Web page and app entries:

══════

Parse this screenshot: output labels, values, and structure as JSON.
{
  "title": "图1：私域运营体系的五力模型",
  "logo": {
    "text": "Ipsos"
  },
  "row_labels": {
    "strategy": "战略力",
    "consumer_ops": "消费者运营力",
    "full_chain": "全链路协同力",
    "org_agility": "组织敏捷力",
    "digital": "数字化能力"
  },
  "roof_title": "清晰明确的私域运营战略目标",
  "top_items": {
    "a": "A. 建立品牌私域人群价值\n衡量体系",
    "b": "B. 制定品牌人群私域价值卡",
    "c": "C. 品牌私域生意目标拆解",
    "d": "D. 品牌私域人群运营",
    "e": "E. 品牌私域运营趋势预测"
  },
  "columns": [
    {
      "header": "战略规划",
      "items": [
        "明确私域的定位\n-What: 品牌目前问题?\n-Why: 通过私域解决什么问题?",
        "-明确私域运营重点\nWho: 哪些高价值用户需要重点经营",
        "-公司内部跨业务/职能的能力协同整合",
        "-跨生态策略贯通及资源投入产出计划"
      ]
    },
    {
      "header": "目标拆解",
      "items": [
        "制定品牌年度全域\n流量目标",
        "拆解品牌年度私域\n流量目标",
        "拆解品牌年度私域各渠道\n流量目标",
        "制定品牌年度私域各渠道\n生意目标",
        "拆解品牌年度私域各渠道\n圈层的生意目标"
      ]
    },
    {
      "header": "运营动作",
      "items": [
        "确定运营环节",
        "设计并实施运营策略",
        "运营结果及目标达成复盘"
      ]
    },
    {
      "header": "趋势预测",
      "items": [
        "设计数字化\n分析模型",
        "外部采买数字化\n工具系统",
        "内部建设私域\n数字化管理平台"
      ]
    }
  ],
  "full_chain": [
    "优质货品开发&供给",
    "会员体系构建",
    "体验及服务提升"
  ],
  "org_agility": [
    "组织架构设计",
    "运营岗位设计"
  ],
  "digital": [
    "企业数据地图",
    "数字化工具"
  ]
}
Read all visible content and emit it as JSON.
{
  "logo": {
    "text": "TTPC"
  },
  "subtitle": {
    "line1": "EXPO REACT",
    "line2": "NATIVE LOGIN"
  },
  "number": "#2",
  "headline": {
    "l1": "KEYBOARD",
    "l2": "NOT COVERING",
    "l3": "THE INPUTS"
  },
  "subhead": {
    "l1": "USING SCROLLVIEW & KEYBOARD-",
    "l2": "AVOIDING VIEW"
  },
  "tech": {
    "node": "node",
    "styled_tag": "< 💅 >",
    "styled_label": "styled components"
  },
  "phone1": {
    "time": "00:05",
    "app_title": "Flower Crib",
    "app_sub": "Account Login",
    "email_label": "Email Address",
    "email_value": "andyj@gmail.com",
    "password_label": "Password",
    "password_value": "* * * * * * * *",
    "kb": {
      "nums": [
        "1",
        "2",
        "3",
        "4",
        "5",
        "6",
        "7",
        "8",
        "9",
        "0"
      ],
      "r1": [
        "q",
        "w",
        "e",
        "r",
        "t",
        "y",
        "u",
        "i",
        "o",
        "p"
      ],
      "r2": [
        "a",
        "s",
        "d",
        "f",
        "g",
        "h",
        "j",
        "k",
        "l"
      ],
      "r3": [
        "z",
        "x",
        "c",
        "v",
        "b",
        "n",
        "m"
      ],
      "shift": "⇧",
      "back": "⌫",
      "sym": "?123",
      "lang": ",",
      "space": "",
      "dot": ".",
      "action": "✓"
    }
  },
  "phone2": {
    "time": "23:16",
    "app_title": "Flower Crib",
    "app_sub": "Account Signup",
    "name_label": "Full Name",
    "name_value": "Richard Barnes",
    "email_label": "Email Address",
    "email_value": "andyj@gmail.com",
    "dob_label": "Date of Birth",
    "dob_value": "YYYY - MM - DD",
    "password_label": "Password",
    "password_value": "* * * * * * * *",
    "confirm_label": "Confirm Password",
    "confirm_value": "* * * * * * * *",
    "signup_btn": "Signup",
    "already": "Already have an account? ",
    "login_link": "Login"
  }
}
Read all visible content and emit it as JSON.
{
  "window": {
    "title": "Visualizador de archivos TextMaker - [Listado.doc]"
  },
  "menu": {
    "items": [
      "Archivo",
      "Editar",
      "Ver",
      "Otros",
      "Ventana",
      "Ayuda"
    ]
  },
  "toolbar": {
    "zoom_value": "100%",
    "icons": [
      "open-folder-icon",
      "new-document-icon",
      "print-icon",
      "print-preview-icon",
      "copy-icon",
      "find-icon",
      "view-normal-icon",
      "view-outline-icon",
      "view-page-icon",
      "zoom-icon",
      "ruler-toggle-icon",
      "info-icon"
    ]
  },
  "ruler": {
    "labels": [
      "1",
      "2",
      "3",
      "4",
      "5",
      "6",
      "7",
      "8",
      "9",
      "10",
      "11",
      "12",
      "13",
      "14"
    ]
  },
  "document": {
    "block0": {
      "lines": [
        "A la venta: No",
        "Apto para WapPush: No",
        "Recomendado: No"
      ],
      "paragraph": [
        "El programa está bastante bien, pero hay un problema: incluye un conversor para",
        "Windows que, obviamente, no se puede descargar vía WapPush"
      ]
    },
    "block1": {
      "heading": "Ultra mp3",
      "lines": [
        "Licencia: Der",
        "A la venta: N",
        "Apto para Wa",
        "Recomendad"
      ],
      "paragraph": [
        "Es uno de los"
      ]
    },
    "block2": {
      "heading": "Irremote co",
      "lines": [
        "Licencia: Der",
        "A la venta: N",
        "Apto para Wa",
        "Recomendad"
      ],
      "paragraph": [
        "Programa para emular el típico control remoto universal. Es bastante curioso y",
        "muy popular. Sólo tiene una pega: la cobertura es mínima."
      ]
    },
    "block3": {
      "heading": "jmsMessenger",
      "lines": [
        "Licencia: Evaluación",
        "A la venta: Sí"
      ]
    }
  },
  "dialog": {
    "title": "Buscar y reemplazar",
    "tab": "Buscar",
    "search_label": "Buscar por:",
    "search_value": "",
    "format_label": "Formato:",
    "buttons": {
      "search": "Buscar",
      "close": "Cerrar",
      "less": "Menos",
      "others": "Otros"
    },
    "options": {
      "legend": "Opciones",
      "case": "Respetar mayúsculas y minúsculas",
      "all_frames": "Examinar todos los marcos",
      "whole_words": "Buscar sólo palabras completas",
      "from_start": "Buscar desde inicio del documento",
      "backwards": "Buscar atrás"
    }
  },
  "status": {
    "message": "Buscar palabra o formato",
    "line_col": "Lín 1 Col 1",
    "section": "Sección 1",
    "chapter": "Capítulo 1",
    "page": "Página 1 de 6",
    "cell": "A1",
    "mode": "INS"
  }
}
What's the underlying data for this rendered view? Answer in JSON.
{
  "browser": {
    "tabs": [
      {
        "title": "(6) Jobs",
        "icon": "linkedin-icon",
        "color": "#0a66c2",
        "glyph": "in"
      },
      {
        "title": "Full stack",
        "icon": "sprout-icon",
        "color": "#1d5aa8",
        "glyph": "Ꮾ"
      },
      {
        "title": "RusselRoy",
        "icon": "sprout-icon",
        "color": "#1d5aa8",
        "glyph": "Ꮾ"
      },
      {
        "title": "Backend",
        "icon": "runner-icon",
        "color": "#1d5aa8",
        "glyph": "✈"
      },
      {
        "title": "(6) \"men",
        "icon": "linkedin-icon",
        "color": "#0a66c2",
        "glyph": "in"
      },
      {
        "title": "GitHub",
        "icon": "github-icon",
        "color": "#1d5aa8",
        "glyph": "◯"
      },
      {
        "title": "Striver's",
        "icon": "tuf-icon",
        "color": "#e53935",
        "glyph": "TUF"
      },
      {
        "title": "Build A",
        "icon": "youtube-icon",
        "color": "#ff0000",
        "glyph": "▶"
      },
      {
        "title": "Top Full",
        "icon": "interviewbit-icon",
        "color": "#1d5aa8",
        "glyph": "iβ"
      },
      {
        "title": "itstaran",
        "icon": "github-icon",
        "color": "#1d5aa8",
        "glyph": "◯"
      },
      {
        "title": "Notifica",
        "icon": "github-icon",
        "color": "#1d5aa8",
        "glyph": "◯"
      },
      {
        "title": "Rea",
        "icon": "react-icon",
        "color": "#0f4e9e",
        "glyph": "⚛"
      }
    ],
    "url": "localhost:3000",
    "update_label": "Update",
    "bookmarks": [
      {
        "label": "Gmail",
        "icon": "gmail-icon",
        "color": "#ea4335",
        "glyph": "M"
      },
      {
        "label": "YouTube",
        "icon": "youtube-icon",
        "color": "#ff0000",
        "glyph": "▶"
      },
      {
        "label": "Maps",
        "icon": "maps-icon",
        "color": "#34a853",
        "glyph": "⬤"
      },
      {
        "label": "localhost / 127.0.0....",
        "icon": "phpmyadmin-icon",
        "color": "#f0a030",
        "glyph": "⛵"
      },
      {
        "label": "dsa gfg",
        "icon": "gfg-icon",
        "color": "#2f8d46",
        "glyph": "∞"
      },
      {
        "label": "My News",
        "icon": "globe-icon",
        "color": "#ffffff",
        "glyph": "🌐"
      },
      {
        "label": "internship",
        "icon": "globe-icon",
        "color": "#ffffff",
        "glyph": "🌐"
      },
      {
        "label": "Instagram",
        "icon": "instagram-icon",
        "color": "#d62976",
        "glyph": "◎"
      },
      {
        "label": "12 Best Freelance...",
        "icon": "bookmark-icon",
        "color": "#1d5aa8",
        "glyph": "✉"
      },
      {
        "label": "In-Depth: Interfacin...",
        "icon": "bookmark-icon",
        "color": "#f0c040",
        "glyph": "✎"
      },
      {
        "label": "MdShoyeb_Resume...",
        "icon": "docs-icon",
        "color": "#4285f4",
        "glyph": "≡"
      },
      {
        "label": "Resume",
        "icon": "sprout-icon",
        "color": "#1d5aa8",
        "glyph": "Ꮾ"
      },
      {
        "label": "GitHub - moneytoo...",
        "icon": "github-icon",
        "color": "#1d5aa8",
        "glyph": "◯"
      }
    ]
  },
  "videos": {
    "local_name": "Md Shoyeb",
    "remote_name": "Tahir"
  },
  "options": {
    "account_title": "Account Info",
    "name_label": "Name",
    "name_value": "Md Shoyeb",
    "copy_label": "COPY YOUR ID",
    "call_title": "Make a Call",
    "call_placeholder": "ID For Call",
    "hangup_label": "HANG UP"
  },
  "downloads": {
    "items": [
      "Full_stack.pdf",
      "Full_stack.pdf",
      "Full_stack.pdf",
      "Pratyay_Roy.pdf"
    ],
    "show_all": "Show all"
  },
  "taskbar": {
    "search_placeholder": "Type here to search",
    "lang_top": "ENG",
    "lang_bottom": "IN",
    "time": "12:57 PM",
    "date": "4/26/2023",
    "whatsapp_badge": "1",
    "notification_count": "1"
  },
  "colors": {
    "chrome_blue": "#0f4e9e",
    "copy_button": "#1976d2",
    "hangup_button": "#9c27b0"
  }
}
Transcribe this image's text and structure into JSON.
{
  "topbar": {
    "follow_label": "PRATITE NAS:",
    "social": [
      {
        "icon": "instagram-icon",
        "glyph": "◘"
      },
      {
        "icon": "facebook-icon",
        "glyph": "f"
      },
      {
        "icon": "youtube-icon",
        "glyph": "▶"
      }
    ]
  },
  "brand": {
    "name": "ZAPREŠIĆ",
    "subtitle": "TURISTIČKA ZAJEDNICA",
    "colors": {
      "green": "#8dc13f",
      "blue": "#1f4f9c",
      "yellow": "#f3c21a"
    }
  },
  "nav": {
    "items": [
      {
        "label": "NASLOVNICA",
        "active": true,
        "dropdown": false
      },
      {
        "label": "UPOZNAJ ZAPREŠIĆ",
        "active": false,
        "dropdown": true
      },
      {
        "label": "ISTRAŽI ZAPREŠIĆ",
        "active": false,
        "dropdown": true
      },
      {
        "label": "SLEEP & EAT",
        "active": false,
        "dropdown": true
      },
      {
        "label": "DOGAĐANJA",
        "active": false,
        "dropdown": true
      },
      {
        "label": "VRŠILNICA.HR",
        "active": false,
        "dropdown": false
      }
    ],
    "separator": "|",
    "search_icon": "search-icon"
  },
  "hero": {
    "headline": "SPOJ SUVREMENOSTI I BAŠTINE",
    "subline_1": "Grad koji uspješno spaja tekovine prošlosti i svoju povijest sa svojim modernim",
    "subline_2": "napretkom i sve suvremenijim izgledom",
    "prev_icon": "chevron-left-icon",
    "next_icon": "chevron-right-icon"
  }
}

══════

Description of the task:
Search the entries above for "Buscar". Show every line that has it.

Result of the task:
    "title": "Buscar y reemplazar",
    "tab": "Buscar",
    "search_label": "Buscar por:",
      "search": "Buscar",
      "whole_words": "Buscar sólo palabras completas",
      "from_start": "Buscar desde inicio del documento",
      "backwards": "Buscar atrás"
    "message": "Buscar palabra o formato",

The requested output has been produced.